These men, our heroes past, wept over how successive Nigerian governments neglected and impoverished them. Many of them are sick and cannot afford medication. Loneliness, poverty and palsy are afflicting them. They quivered as they spoke and they evoked pity. The framed pictures of their days in service hanging in their sitting rooms portrayed them as young gallant men in sharp contrast to their present sorry state. The crux of their predicament is the meager pension they are paid and which in most cases are either irregular or slashed by greedy pay officers.
Besides those who fought in the civil war is another category of victims emerging from the ongoing war against terrorism.
Many of the soldiers who died in the last ten years or so left behind young wives and children with nobody to care for them. Some of the widows and children that were interviewed lamented their sorry condition. Poverty, disease, lack of access to education and joblessness have become parts of their existential ordeal. The death of their husbands and fathers threw them into a vicious and hostile society and survival has become an ordeal for them. Nigeria has been most unfair to them.
The memories of those who died for Nigeria are daily being desecrated by the ruling class that promises so much and do nothing.
On the other hand, the generals who didn’t go near the battle fronts now own Nigeria. They are the oil barons, they are chairmen of companies, they own billions in dollars and could team up to sponsor candidates of their choice into political offices.

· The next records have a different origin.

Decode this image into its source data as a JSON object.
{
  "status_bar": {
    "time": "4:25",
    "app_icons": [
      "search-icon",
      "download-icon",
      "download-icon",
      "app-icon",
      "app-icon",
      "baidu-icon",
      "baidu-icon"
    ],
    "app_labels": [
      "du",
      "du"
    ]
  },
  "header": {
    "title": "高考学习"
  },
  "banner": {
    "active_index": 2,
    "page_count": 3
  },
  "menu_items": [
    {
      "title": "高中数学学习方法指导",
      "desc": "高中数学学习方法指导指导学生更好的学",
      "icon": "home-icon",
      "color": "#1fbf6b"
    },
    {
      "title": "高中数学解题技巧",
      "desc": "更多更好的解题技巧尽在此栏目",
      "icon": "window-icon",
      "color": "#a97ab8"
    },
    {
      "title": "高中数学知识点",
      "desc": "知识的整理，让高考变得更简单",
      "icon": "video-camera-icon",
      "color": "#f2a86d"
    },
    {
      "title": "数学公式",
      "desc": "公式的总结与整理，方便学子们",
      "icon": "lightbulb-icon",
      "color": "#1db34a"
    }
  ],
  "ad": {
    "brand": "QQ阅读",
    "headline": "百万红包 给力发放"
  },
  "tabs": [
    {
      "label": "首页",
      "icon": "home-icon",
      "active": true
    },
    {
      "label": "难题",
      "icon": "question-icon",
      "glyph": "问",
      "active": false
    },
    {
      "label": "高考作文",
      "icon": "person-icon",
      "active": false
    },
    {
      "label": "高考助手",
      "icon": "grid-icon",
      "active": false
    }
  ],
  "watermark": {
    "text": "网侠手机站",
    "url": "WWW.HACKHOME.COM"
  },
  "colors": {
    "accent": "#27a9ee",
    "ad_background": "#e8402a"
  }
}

These generals are still in charge of Nigeria. They are the ones toiling with Nigeria’s destiny. They are among those confining our heroes past and their labour to nothingness. Nigeria has not been kind to her heroes past.